MANDATA - Line Mountain School District teachers are preparing to strike after the latest bargaining session with the school board ended without a new contract, according to the union's chief negotiator.

Mark McDade, of the Pennsylvania State Education Association, said a date to strike hasn't been set and that it could occur either this school year or next school year. He said the state Department of Education would determine how many days the strike could last.

"It appears to be imminent," McDade said Tuesday.

The union voted earlier this year to authorize use of a strike.

Troy Laudenslager, school board president, said when reached for a response that he was unaware of a potential strike, but that it comes as no surprise.

He said he expects union members will target each of the school board's nine members individually.

"We're expecting to be demonized, singled out. They'll put as much heat on us as they possibly can," Laudenslager said.

"That's just one of the tactics they're pulling right out of the playbook. You've got to have thick skin," he said.

Representatives of both the union and school district met Monday for nearly four hours. Four proposals were exchanged from both sides, McDade said. The district adjourned the session with no agreement.

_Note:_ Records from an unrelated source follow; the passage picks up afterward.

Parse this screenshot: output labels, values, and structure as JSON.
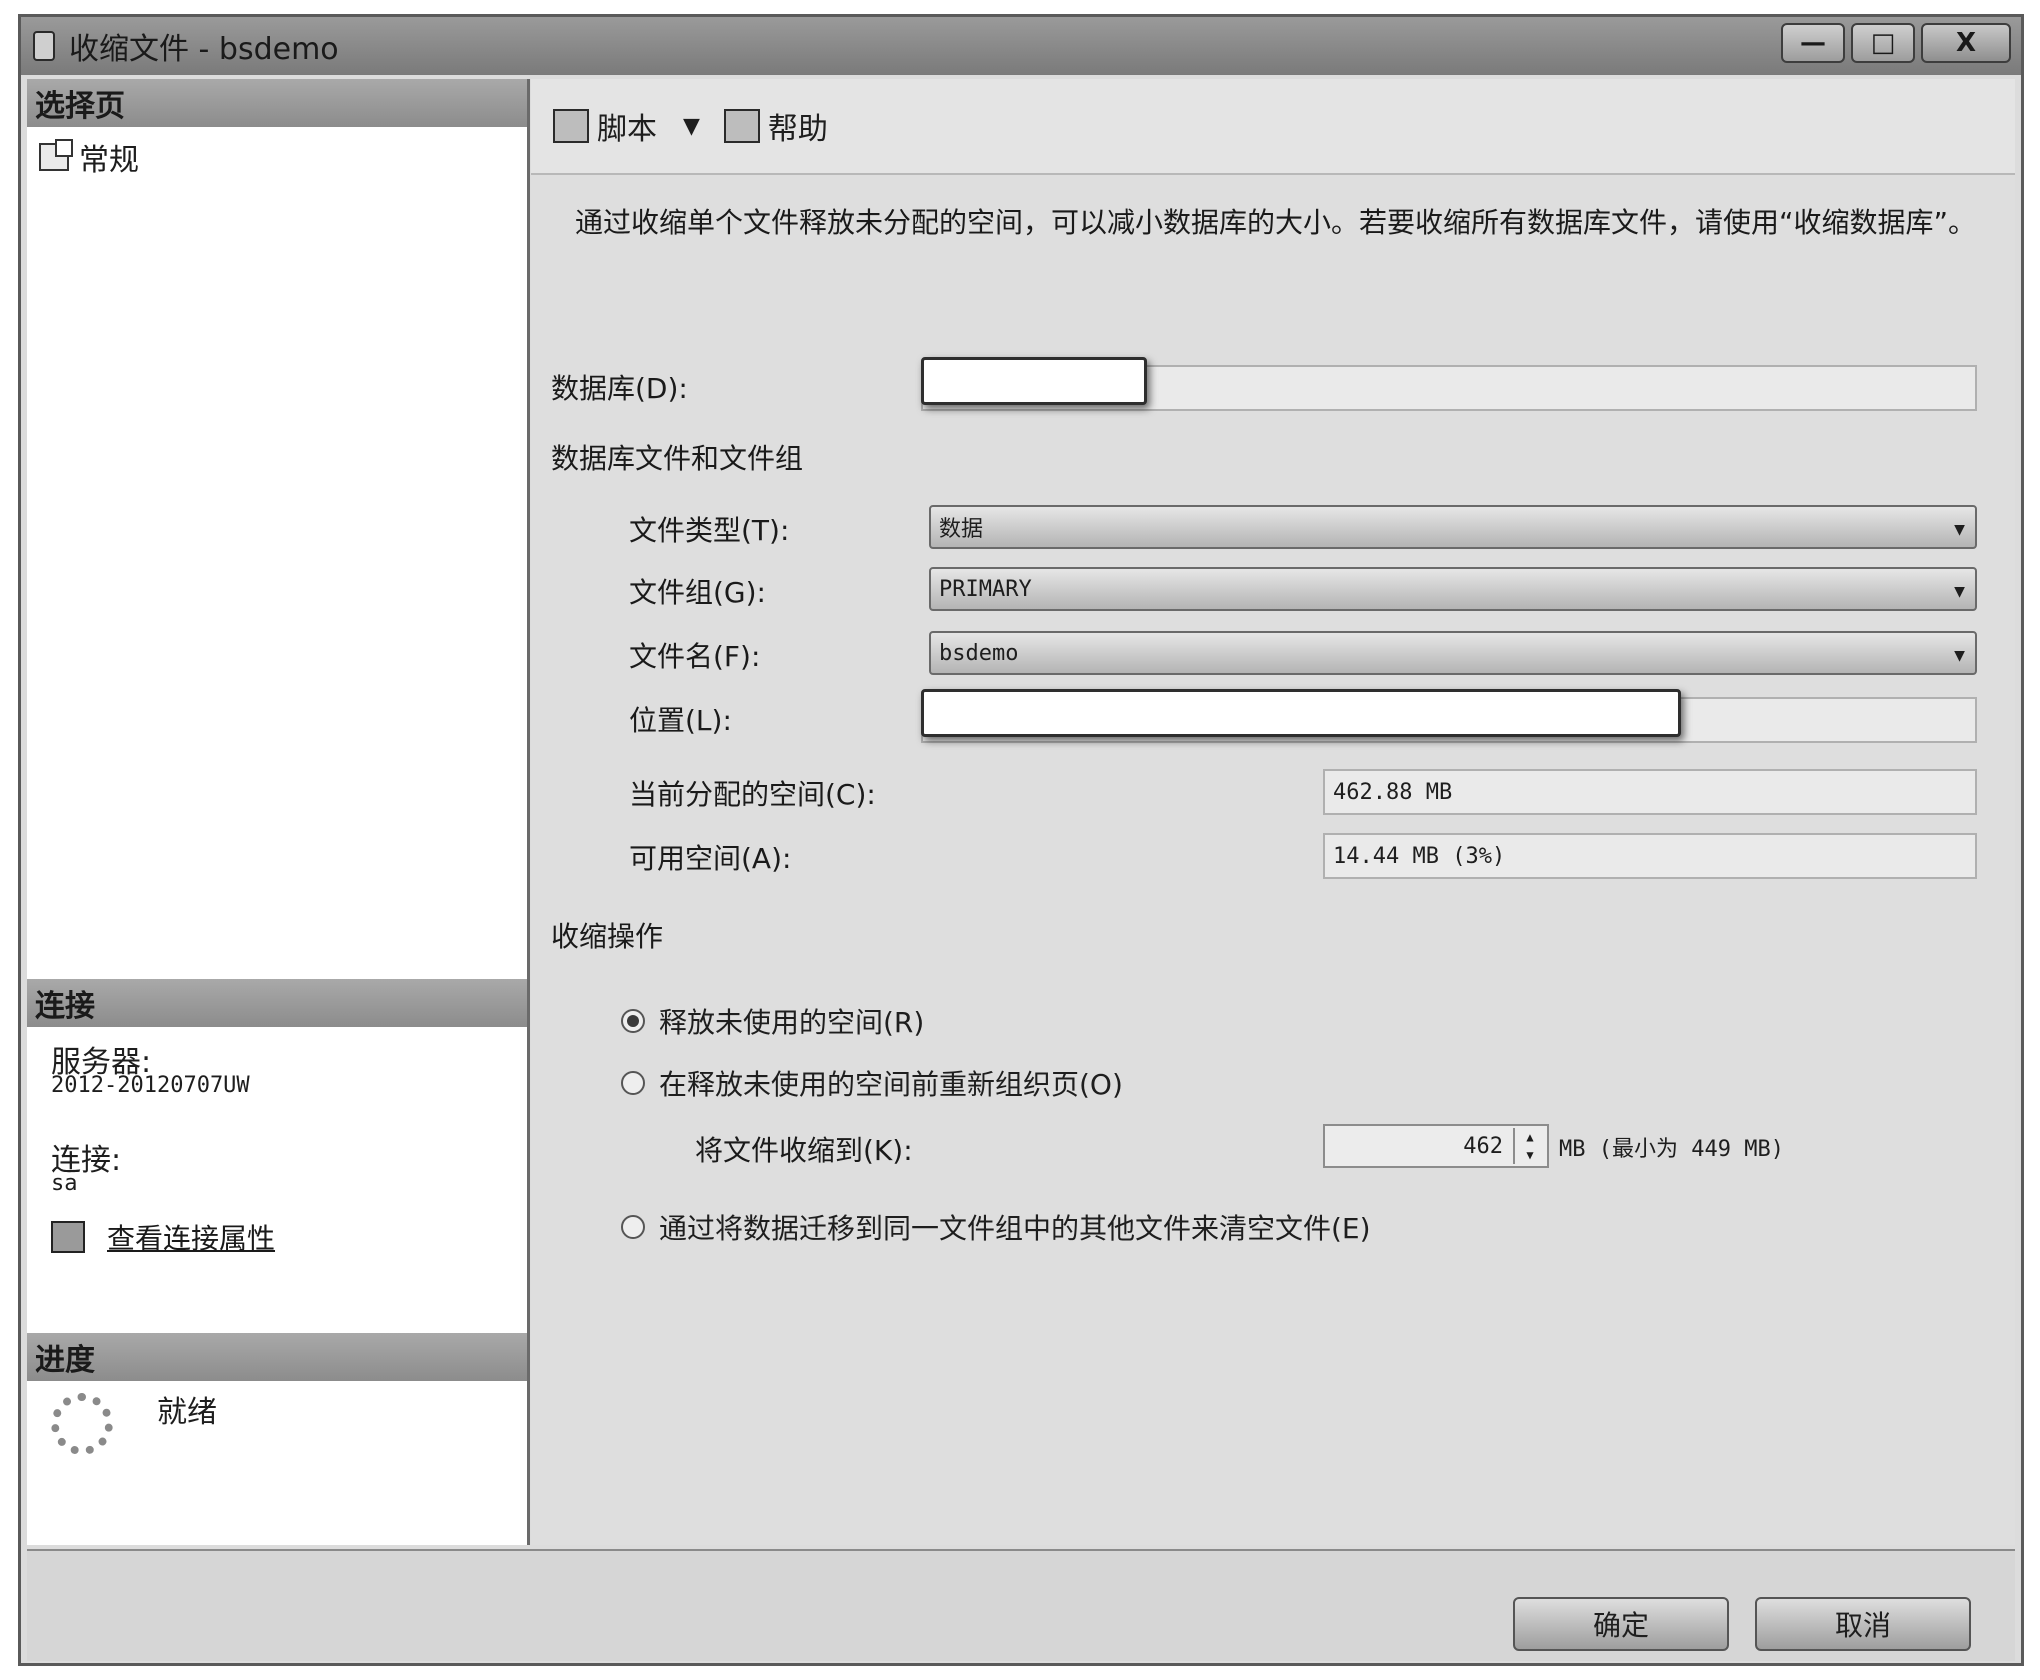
{
  "window": {
    "title": "收缩文件 - bsdemo",
    "controls": {
      "minimize": "—",
      "maximize": "□",
      "close": "X"
    }
  },
  "left": {
    "select_page_header": "选择页",
    "nav": [
      {
        "label": "常规",
        "icon": "general-page-icon"
      }
    ],
    "connection": {
      "header": "连接",
      "server_label": "服务器:",
      "server_value": "2012-20120707UW",
      "connection_label": "连接:",
      "connection_value": "sa",
      "view_props_link": "查看连接属性"
    },
    "progress": {
      "header": "进度",
      "status": "就绪"
    }
  },
  "toolbar": {
    "script_label": "脚本",
    "help_label": "帮助"
  },
  "main": {
    "description": "通过收缩单个文件释放未分配的空间，可以减小数据库的大小。若要收缩所有数据库文件，请使用“收缩数据库”。",
    "database_label": "数据库(D):",
    "files_group_title": "数据库文件和文件组",
    "file_type_label": "文件类型(T):",
    "file_type_value": "数据",
    "filegroup_label": "文件组(G):",
    "filegroup_value": "PRIMARY",
    "file_name_label": "文件名(F):",
    "file_name_value": "bsdemo",
    "location_label": "位置(L):",
    "allocated_label": "当前分配的空间(C):",
    "allocated_value": "462.88 MB",
    "available_label": "可用空间(A):",
    "available_value": "14.44 MB (3%)",
    "shrink_action_title": "收缩操作",
    "option_release": "释放未使用的空间(R)",
    "option_reorganize": "在释放未使用的空间前重新组织页(O)",
    "shrink_to_label": "将文件收缩到(K):",
    "shrink_to_value": "462",
    "shrink_to_unit": "MB (最小为 449 MB)",
    "option_empty": "通过将数据迁移到同一文件组中的其他文件来清空文件(E)"
  },
  "buttons": {
    "ok": "确定",
    "cancel": "取消"
  }
}
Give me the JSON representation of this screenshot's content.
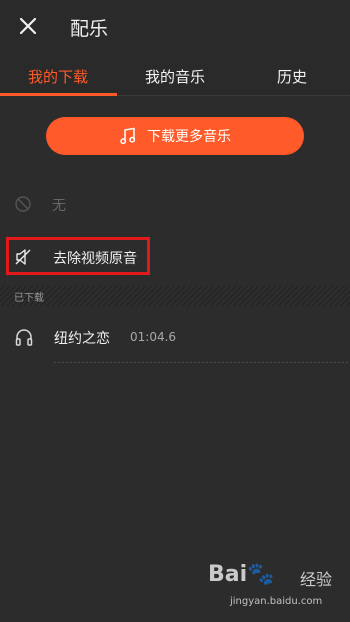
{
  "header": {
    "title": "配乐",
    "close_icon": "close-icon"
  },
  "tabs": [
    {
      "label": "我的下载",
      "active": true
    },
    {
      "label": "我的音乐",
      "active": false
    },
    {
      "label": "历史",
      "active": false
    }
  ],
  "download_more": {
    "label": "下载更多音乐",
    "icon": "music-note-icon"
  },
  "options": {
    "none_label": "无",
    "remove_original_label": "去除视频原音"
  },
  "downloaded_section": {
    "title": "已下载"
  },
  "tracks": [
    {
      "name": "纽约之恋",
      "duration": "01:04.6"
    }
  ],
  "watermark": {
    "brand": "Bai🐾",
    "brand2": "经验",
    "url": "jingyan.baidu.com"
  },
  "colors": {
    "accent": "#ff5a2a",
    "background": "#2c2c2c",
    "highlight_box": "#e01a1a"
  }
}
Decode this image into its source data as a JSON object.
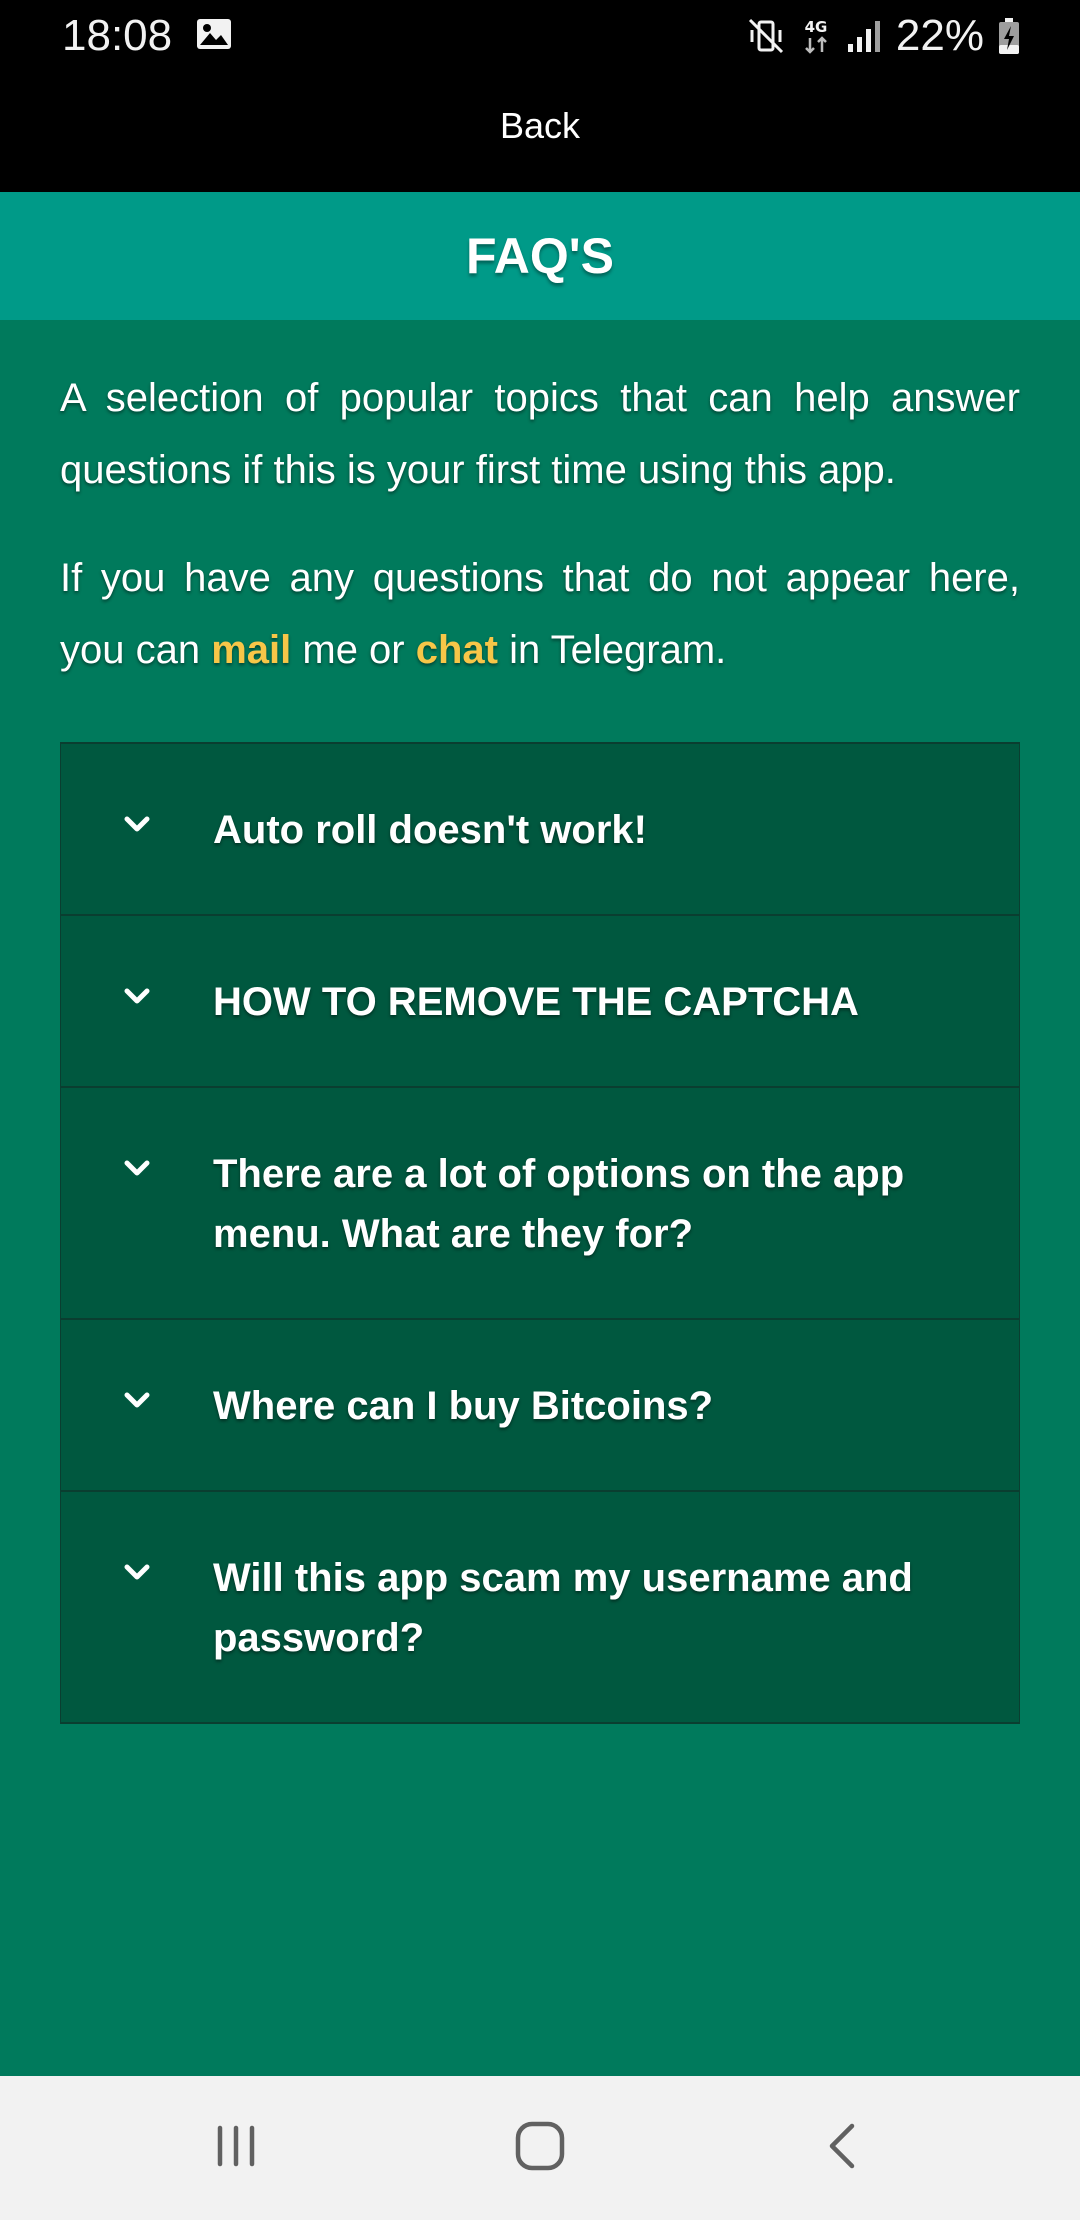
{
  "status_bar": {
    "time": "18:08",
    "network": "4G",
    "battery": "22%",
    "icons": [
      "image-icon",
      "mute-vibrate-icon",
      "4g-data-icon",
      "signal-icon",
      "battery-charging-icon"
    ]
  },
  "nav": {
    "back_label": "Back"
  },
  "header": {
    "title": "FAQ'S"
  },
  "intro": {
    "paragraph1": "A selection of popular topics that can help answer questions if this is your first time using this app.",
    "p2_before": "If you have any questions that do not appear here, you can ",
    "mail_link": "mail",
    "p2_middle": " me or ",
    "chat_link": "chat",
    "p2_after": " in Telegram."
  },
  "faq": {
    "items": [
      {
        "question": "Auto roll doesn't work!"
      },
      {
        "question": "HOW TO REMOVE THE CAPTCHA"
      },
      {
        "question": "There are a lot of options on the app menu. What are they for?"
      },
      {
        "question": "Where can I buy Bitcoins?"
      },
      {
        "question": "Will this app scam my username and password?"
      }
    ]
  },
  "colors": {
    "background": "#007a5c",
    "title_bar": "#009a88",
    "faq_item": "#00583f",
    "link": "#f7c648",
    "status_bar": "#000000",
    "nav_bar": "#f2f2f2"
  },
  "system_nav": {
    "icons": [
      "recent-apps-icon",
      "home-icon",
      "back-icon"
    ]
  }
}
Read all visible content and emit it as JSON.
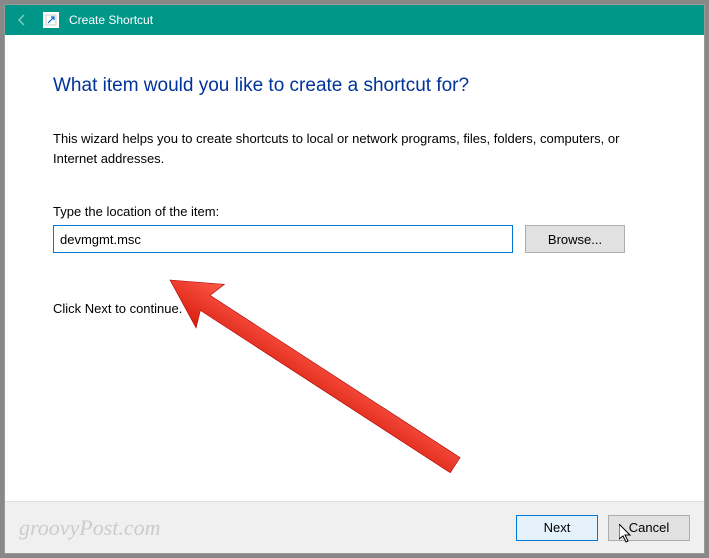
{
  "window": {
    "title": "Create Shortcut"
  },
  "wizard": {
    "heading": "What item would you like to create a shortcut for?",
    "description": "This wizard helps you to create shortcuts to local or network programs, files, folders, computers, or Internet addresses.",
    "field_label": "Type the location of the item:",
    "location_value": "devmgmt.msc",
    "browse_label": "Browse...",
    "continue_hint": "Click Next to continue."
  },
  "footer": {
    "watermark": "groovyPost.com",
    "next_label": "Next",
    "cancel_label": "Cancel"
  }
}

Another bargaining session hasn't been scheduled, but the school district is requesting that state mediator Jack Yanchulis be present. Laudenslager said a scheduling conflict kept him from Monday's session.

Neither McDade nor Laudenslager would address in detail what issues remained sticking points.

McDade said the school district is playing to win rather than negotiating toward finding middle ground. The teachers union was willing to meet some district demands, but he said the district made no attempt to meet the union's.

"I don't know how you can bargain with a group of people who define negotiations as a winner-takes-all approach," McDade said.

Laudenslager said the district made multiple proposals "outside the box" to acquiesce to union demands.

"If they strike, that's their call," he said.

Line Mountain teachers have been working on an expired contract since June 2012. The union has previously threatened to strike and will continue "working to the rule," a position the union adopted Sept. 30, meaning teachers work during the contracted 7 1/2 hours and nothing more.

Teachers received an annual 3-percent raise in the expired pact.

About 100 teachers picketed a board meeting in March, and half returned to a second meeting that month to stand together in silence during the meeting.